This content downloaded from 200.89.69.89 on Tue, 16 Apr 2013 13:58:16 PM All use subject to JSTOR Terms and Conditions

DISCUSSION

141

like Dr. Langmuir, whose minds have been trained not only in intuition and common sense, but also in fine and precise analytic procedures. There is also an urgency. Our enemies in this war are applying social science on a large scale, for the first time in history. They have a planned economy; and they are using various sorts of applied psychology in their propaganda, and they are doing this with quite sufficient success to make it essential that we use our own social scientists, both for defense and attack. Now, there is a curious feature in applied social science which occurs in no other field. In the science which we apply, the scientist must make certain verifiable assumptions about motives, emotions, apperceptive systems, etc. But man, the subject of these assumptions, is himself educable. Thus it happens that, if the applied social scientist is successful in his operations, he is thereby not merely using qualities already extant in the population,-he is also promoting those qualities. The politician who assumes that people's behavior can be satisfactorily summed up in terms of the "profit motive", and who sways the crowd by appeal to this motivation will ipso facto increase the extent to which his people focus attention upon dollars and pounds. The cold Machiavellian manipulator who despises his population and regards them as puppets will, if he is successful, turn that population into despicable automata. The problems of applied social science in a democracy are therefore very much more difficult than those which our enemies face. They are contemptuous of their own population (cf. "Mein Kampf," passim) and they are willing to let that population (and ours) sink to the level of puppets. They can therefore use a social science which predicates these characteristics, and such a social science is comparatively easy to devise and apply. They have devised it and are applying it at a rate which quite seriously threatens our own well-being and survival. We, I turst, are not willing to reduce our population to this level. We believe, with Dr. Langmuir that in the end, decency, morality, spontaneity, initiative, unselfishness, and a number of other rather imperfectly defined (but definable) qualities are important ingredients of "human nature," and we are not willing to educate these ingredients out of our people. Rather, we believe that these ingredients will help us to win the peace. Therefore, in our applied social science, we have to assume these complex qualities in our population; we have to work to promote them; and we have to do this at a time when the enemy is busy applying a simpler, more cynical, and, for short term operations, more effective brand of social science. Let me repeat-we need the help which we could get from a few students trained to think as physicists have been trained. The type of hypothesis which I suggested above, largely on a priori (common sense and intuitive) groundsthat the applied social scientist, if successful, promotes the qualities upon which he bases his operations-will at once call up in the minds of physicists certain types of mathematical relationship. We need men who can think in terms of such relationships, for which most of us lack the training. We were never taught to think of equilibria or processes of change in terms of simultaneous

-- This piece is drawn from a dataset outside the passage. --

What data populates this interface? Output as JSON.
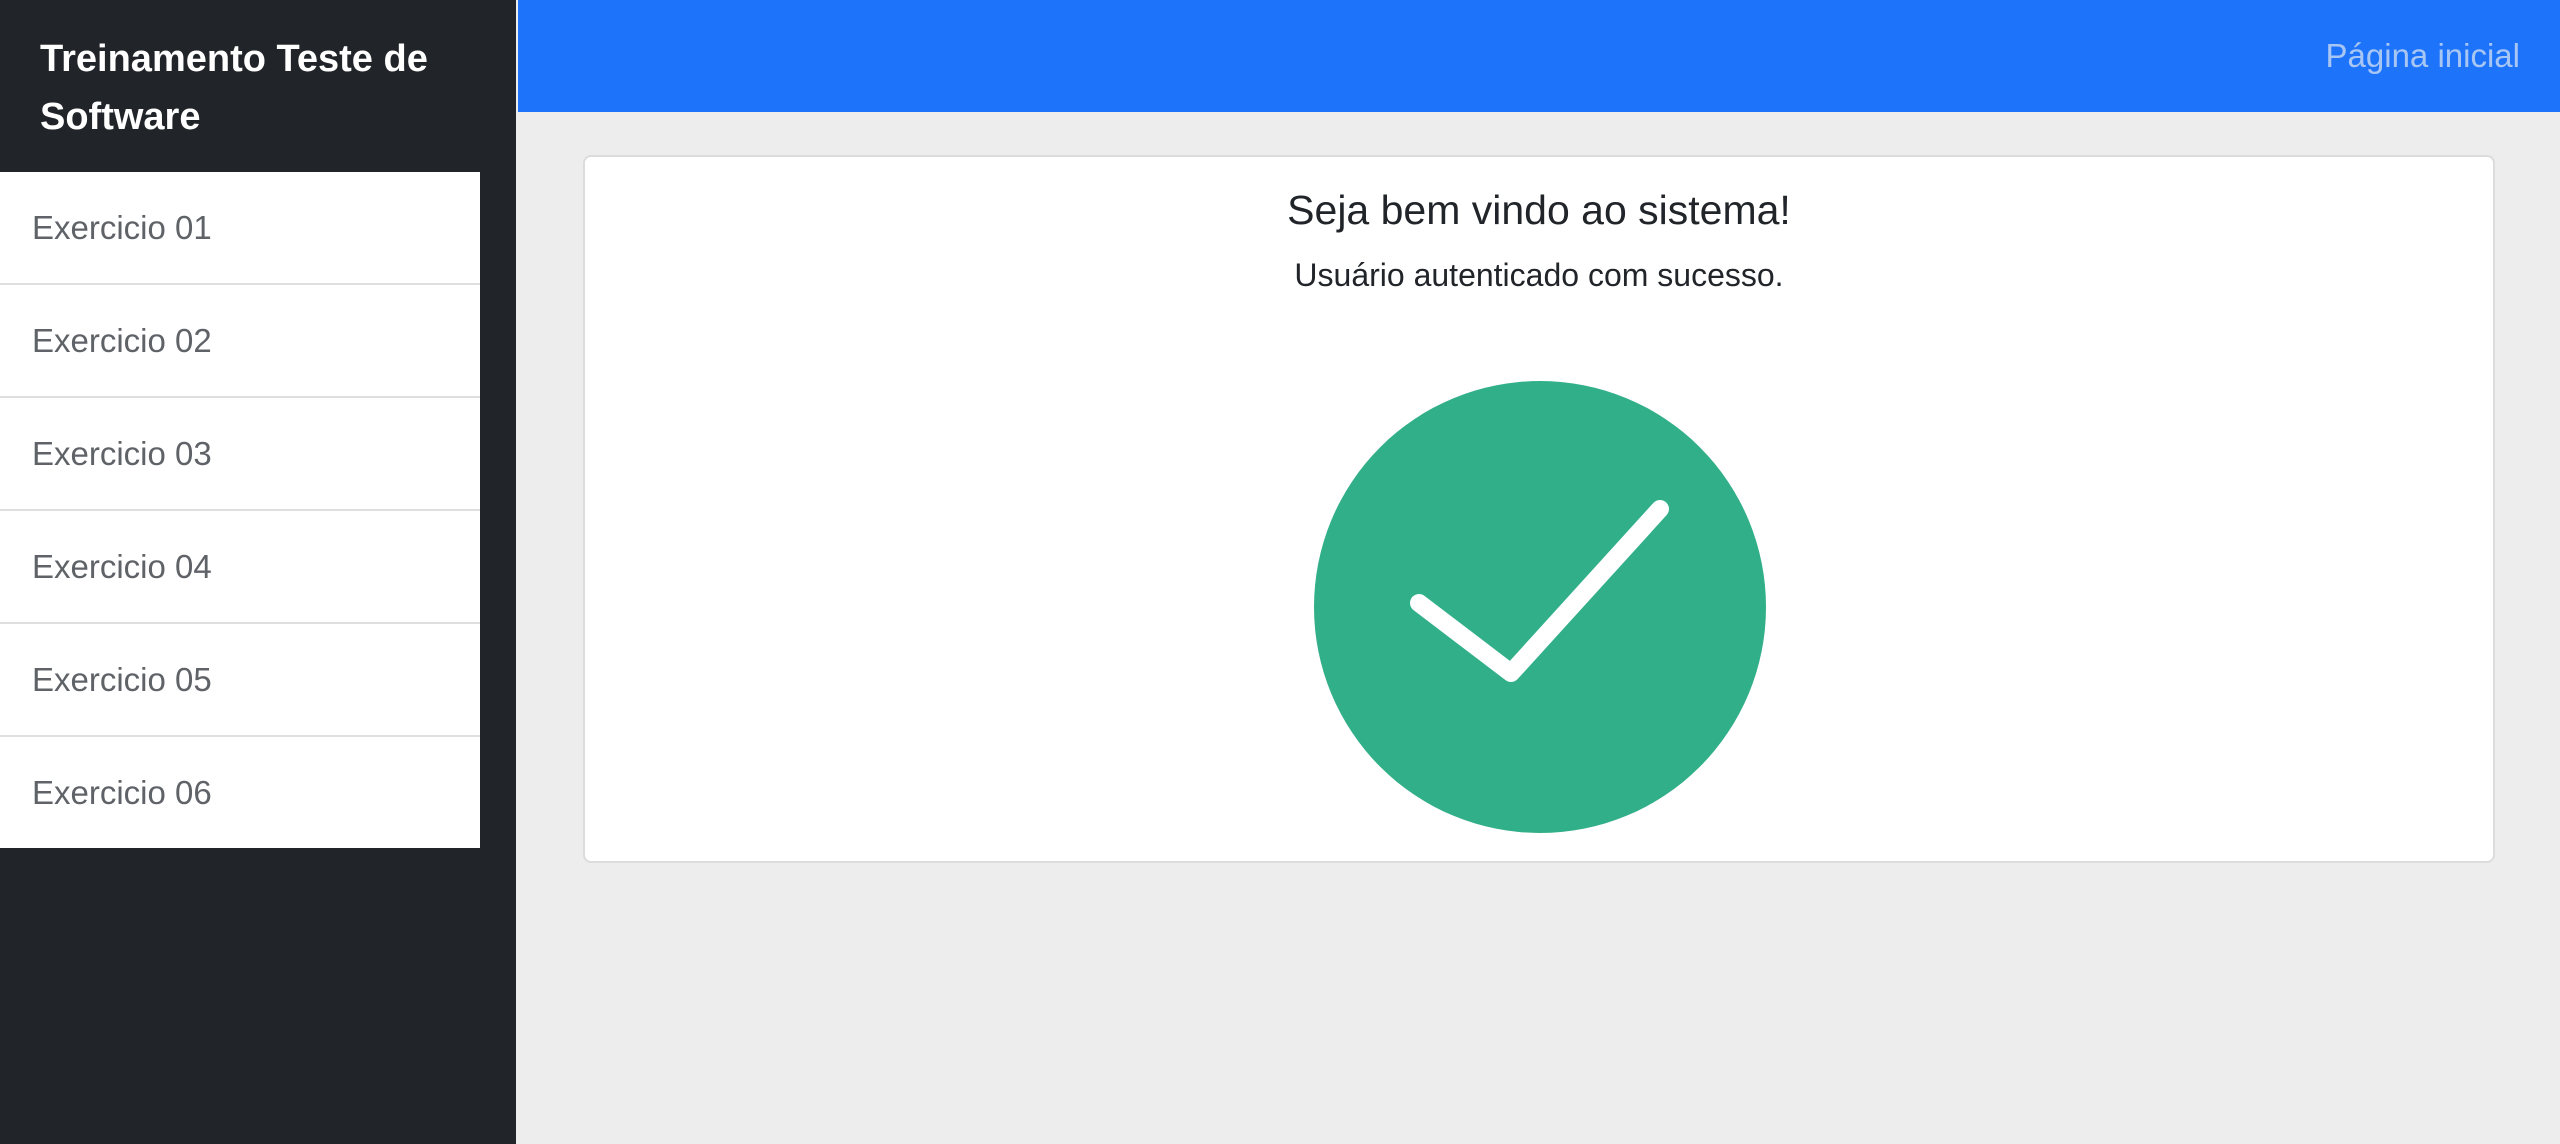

This content downloaded from 200.89.69.89 on Tue, 16 Apr 2013 13:58:16 PM All use subject to JSTOR Terms and Conditions

142

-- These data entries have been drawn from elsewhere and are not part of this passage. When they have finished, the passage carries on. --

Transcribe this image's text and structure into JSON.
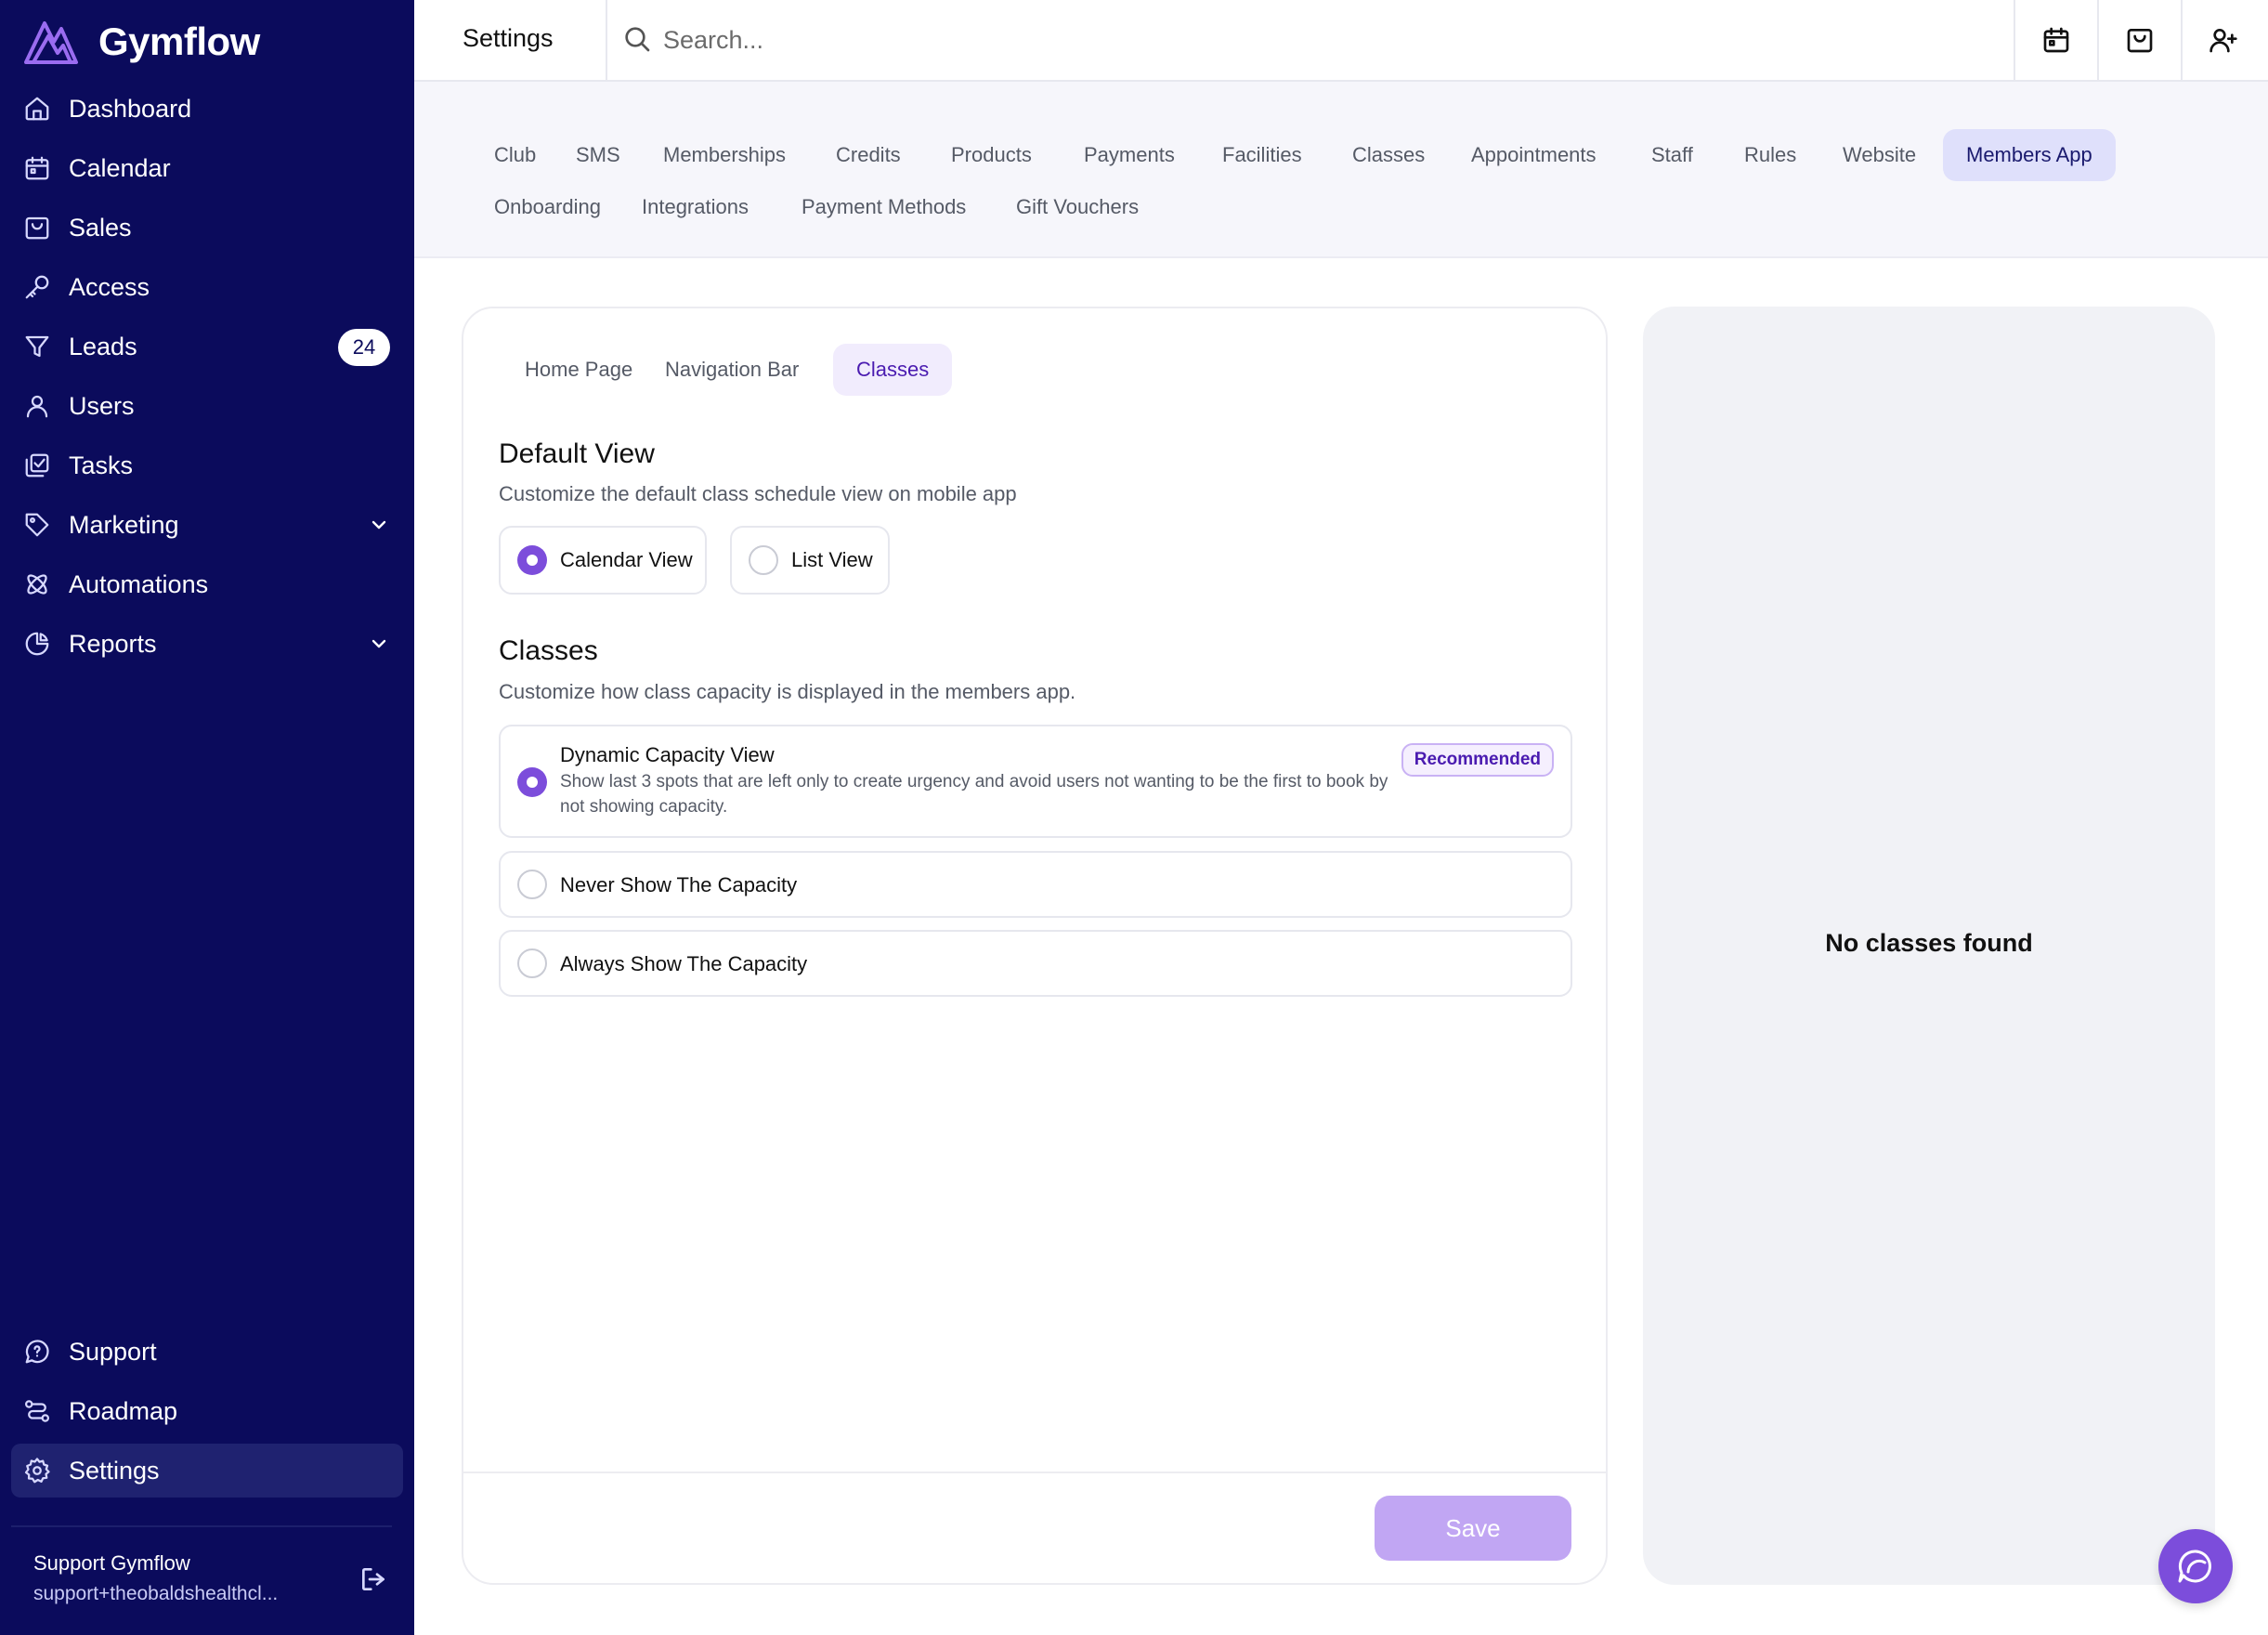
{
  "brand": {
    "name": "Gymflow",
    "accent": "#7c4ddb",
    "sidebar_bg": "#0b0b5c"
  },
  "sidebar": {
    "items": [
      {
        "label": "Dashboard",
        "icon": "home-icon"
      },
      {
        "label": "Calendar",
        "icon": "calendar-icon"
      },
      {
        "label": "Sales",
        "icon": "shopping-bag-icon"
      },
      {
        "label": "Access",
        "icon": "key-icon"
      },
      {
        "label": "Leads",
        "icon": "funnel-icon",
        "badge": "24"
      },
      {
        "label": "Users",
        "icon": "user-icon"
      },
      {
        "label": "Tasks",
        "icon": "tasks-icon"
      },
      {
        "label": "Marketing",
        "icon": "tag-icon",
        "expandable": true
      },
      {
        "label": "Automations",
        "icon": "automation-icon"
      },
      {
        "label": "Reports",
        "icon": "pie-chart-icon",
        "expandable": true
      }
    ],
    "bottom_items": [
      {
        "label": "Support",
        "icon": "support-chat-icon"
      },
      {
        "label": "Roadmap",
        "icon": "route-icon"
      },
      {
        "label": "Settings",
        "icon": "gear-icon",
        "active": true
      }
    ],
    "user": {
      "name": "Support Gymflow",
      "email": "support+theobaldshealthcl..."
    }
  },
  "topbar": {
    "title": "Settings",
    "search_placeholder": "Search...",
    "actions": [
      "calendar-icon",
      "shopping-bag-icon",
      "add-user-icon"
    ]
  },
  "settings_tabs": {
    "row1": [
      "Club",
      "SMS",
      "Memberships",
      "Credits",
      "Products",
      "Payments",
      "Facilities",
      "Classes",
      "Appointments",
      "Staff",
      "Rules",
      "Website",
      "Members App"
    ],
    "row2": [
      "Onboarding",
      "Integrations",
      "Payment Methods",
      "Gift Vouchers"
    ],
    "active": "Members App"
  },
  "subtabs": {
    "items": [
      "Home Page",
      "Navigation Bar",
      "Classes"
    ],
    "active": "Classes"
  },
  "default_view": {
    "title": "Default View",
    "description": "Customize the default class schedule view on mobile app",
    "options": [
      {
        "label": "Calendar View",
        "selected": true
      },
      {
        "label": "List View",
        "selected": false
      }
    ]
  },
  "classes": {
    "title": "Classes",
    "description": "Customize how class capacity is displayed in the members app.",
    "options": [
      {
        "label": "Dynamic Capacity View",
        "sub": "Show last 3 spots that are left only to create urgency and avoid users not wanting to be the first to book by not showing capacity.",
        "badge": "Recommended",
        "selected": true
      },
      {
        "label": "Never Show The Capacity",
        "selected": false
      },
      {
        "label": "Always Show The Capacity",
        "selected": false
      }
    ]
  },
  "save_label": "Save",
  "preview": {
    "empty_text": "No classes found"
  }
}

DISCUSSION

differential equations, and we need workers who have had this training. Even though we cannot at once give them measured quantities to substitute for the symbols in the equations, we need men skilled in these ways of thought. We need, not their counsels of despair, but their help.
GREGORY BATESON

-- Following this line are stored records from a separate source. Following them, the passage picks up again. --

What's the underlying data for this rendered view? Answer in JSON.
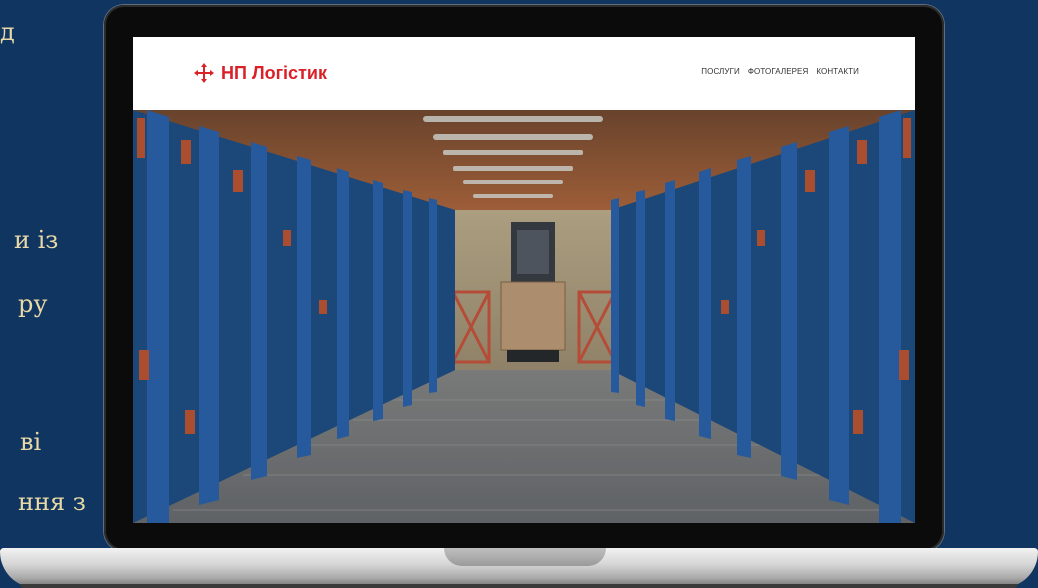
{
  "slide": {
    "partial_lines": [
      "д",
      "и із",
      "ру",
      "ві",
      "ння з"
    ]
  },
  "website": {
    "logo": {
      "icon": "np-logo-icon",
      "text": "НП Логістик",
      "color": "#da2128"
    },
    "nav": {
      "items": [
        "ПОСЛУГИ",
        "ФОТОГАЛЕРЕЯ",
        "КОНТАКТИ"
      ]
    }
  },
  "colors": {
    "background": "#0f3560",
    "slide_text": "#e9d9a6",
    "brand_red": "#da2128"
  }
}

Council on Intercultural Relations 15 W. 77th St., New York City

This content downloaded from 200.89.69.89 on Tue, 16 Apr 2013 13:58:16 PM All use subject to JSTOR Terms and Conditions